Records from a collection
»»

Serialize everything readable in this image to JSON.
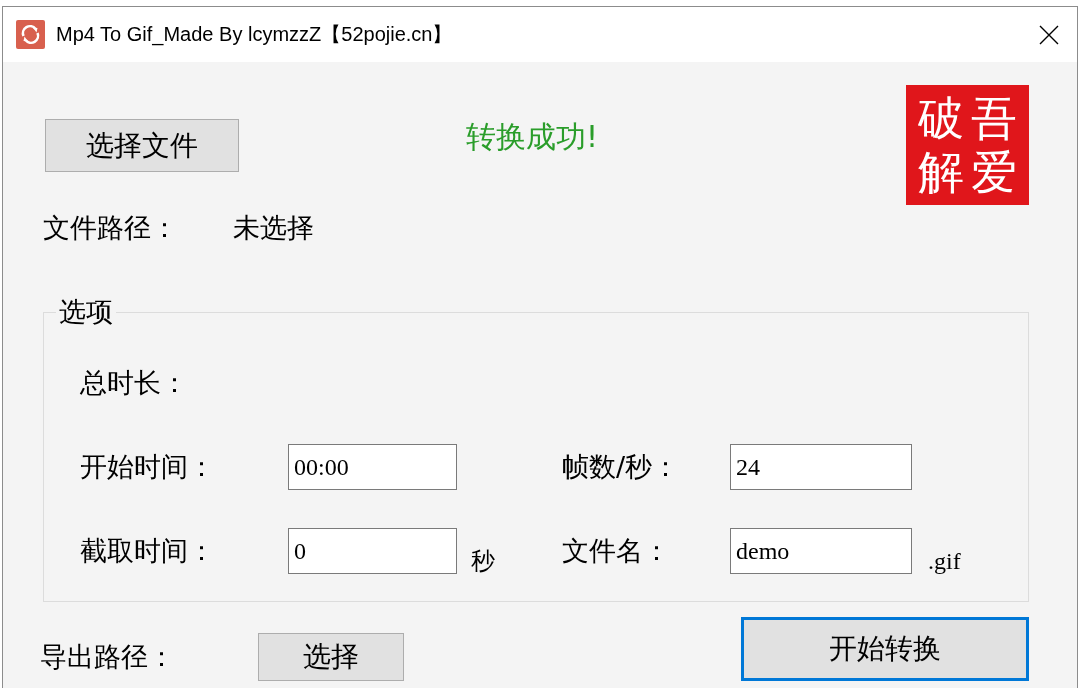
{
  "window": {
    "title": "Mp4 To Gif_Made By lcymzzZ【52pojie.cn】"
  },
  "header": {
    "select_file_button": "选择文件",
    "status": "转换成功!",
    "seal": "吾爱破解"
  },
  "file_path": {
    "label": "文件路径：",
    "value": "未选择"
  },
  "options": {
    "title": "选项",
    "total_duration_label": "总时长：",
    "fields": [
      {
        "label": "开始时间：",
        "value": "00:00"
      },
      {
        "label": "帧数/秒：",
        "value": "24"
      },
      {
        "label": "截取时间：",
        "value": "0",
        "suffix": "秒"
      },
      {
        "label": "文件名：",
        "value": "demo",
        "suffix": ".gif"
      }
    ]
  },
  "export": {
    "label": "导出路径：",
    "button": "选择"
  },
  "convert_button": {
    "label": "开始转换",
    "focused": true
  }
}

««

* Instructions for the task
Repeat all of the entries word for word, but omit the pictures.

* Answer space
Serialize everything readable in this image to JSON.
{
  "window": {
    "title": "Mp4 To Gif_Made By lcymzzZ【52pojie.cn】"
  },
  "header": {
    "select_file_button": "选择文件",
    "status": "转换成功!",
    "seal": "吾爱破解"
  },
  "file_path": {
    "label": "文件路径：",
    "value": "未选择"
  },
  "options": {
    "title": "选项",
    "total_duration_label": "总时长：",
    "fields": [
      {
        "label": "开始时间：",
        "value": "00:00"
      },
      {
        "label": "帧数/秒：",
        "value": "24"
      },
      {
        "label": "截取时间：",
        "value": "0",
        "suffix": "秒"
      },
      {
        "label": "文件名：",
        "value": "demo",
        "suffix": ".gif"
      }
    ]
  },
  "export": {
    "label": "导出路径：",
    "button": "选择"
  },
  "convert_button": {
    "label": "开始转换",
    "focused": true
  }
}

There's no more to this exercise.